After reading today’s stories, you might be looking for your torch and considering going back into the attic.
Here we have four true stories of valuable art that were thought to be lost but turned up once again. From 13th century masterpieces to Rembrandt and modern paintings, you’ll be surprised what can be found in a dusty garage or even above a kitchen hotplate.
1. Cimabue’s Christ Mocked
As recently as 2019, we have been rediscovering paintings thought to be lost. This time it was the work of Cimabue, an Italian painter from Florence in the 13th century.
His Christ Mocked painting was hanging in a French lady’s kitchen above a hotplate for many years in full view without ever being recognised as a masterpiece. Experts valued the work just above £5 million and it sold for £20 million at an auction in October 2019.
2. Jackson Pollock Untitled
A man in Arizona was helping his elderly neighbour sort through some possessions before moving into a retirement property. As he was assisting, he noticed a signed Kobe Bryant basketball poster and contacted a local auction house for an evaluation. But it turned out that the poster was the least interesting item in the garage as the auctioneers noticed a painting with a likeness to Jackson Pollock.
There have been some arguments about whether the unnamed painting is a real Pollock. However, also in the garage were paintings from other famous American painters due to a distant family connection to the New York art scene. Much of the evidence points to this being a real Jackson Pollock hiding in a garage for decades.
3. Rembrandt’s Unconscious Patient
The discovery of one of the most celebrated Dutch master’s paintings is remarkable because the realisation of its significance did not occur until in the auction room. A New Jersey family called on local auctioneers to look through the estate of their deceased family member. But the experts failed to notice the lost painting of Rembrandt, slightly disguised in a more modern Victorian frame.
Still, the painting made its way to the auction house instead of the trash with a hope it would fetch a few hundred dollars. Due to not recognising it and thus not advertising the find on a large scale, the winning bidder managed to get it at a steal of just $1 million. The painting was then sold on for more than triple its auction price. Later inspection found Rembrandt’s initials beneath the layers of varnish.
4. Gustav Klimt’s Portrait of a Lady

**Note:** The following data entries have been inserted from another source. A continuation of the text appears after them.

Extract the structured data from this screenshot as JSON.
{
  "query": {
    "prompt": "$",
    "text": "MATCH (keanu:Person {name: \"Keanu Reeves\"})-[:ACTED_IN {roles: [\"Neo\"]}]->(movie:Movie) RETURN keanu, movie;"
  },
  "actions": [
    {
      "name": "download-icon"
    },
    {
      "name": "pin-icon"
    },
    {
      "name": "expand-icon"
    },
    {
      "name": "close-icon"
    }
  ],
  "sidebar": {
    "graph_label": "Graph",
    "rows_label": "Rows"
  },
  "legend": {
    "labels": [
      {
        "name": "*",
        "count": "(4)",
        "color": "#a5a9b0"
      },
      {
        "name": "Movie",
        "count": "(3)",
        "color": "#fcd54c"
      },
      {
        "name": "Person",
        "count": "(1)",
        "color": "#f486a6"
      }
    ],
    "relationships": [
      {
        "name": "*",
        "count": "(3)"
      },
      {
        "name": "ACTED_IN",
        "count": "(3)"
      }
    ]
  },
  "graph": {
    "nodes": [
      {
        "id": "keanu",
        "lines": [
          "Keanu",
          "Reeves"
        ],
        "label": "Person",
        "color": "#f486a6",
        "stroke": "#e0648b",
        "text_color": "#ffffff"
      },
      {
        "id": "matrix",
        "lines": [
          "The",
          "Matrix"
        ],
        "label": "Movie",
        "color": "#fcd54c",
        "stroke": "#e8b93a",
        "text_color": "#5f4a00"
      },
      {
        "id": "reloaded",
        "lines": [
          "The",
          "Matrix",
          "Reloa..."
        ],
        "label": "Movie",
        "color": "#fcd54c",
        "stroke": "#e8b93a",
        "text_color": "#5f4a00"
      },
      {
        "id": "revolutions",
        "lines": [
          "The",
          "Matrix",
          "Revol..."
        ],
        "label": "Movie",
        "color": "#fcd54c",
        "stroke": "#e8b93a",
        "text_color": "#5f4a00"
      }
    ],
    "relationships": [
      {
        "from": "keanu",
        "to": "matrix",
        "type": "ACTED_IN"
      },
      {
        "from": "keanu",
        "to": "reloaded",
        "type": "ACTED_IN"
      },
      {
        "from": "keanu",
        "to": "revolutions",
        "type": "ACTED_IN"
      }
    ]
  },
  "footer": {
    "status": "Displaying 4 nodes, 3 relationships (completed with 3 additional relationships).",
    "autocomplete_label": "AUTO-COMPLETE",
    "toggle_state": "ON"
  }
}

In 1997, The Ricci Oddi Modern Art Gallery in the northern Italian city of Piacenza was a crime scene. Someone had stolen Gustav Klimt’s Portrait of a Lady, a modern portrait of a lady tilting her head over her shoulder against an emerald background.
Fast-forward almost one-quarter of a century to January 2020 and the artwork was recovered in the exact same place it was stolen. Renovations to the gallery uncovered that the valuable portrait had been hidden inside the gallery’s walls.
The gallery’s resident gardener found the painting inside a bag while trying to remove ivy from the walls. It was later authenticated and Klimt’s painting was returned to a place where visitors could view it once again.
There is a suspicion that the thief was trying to hide it and then recover it, but probably never found a way to complete his/her mission.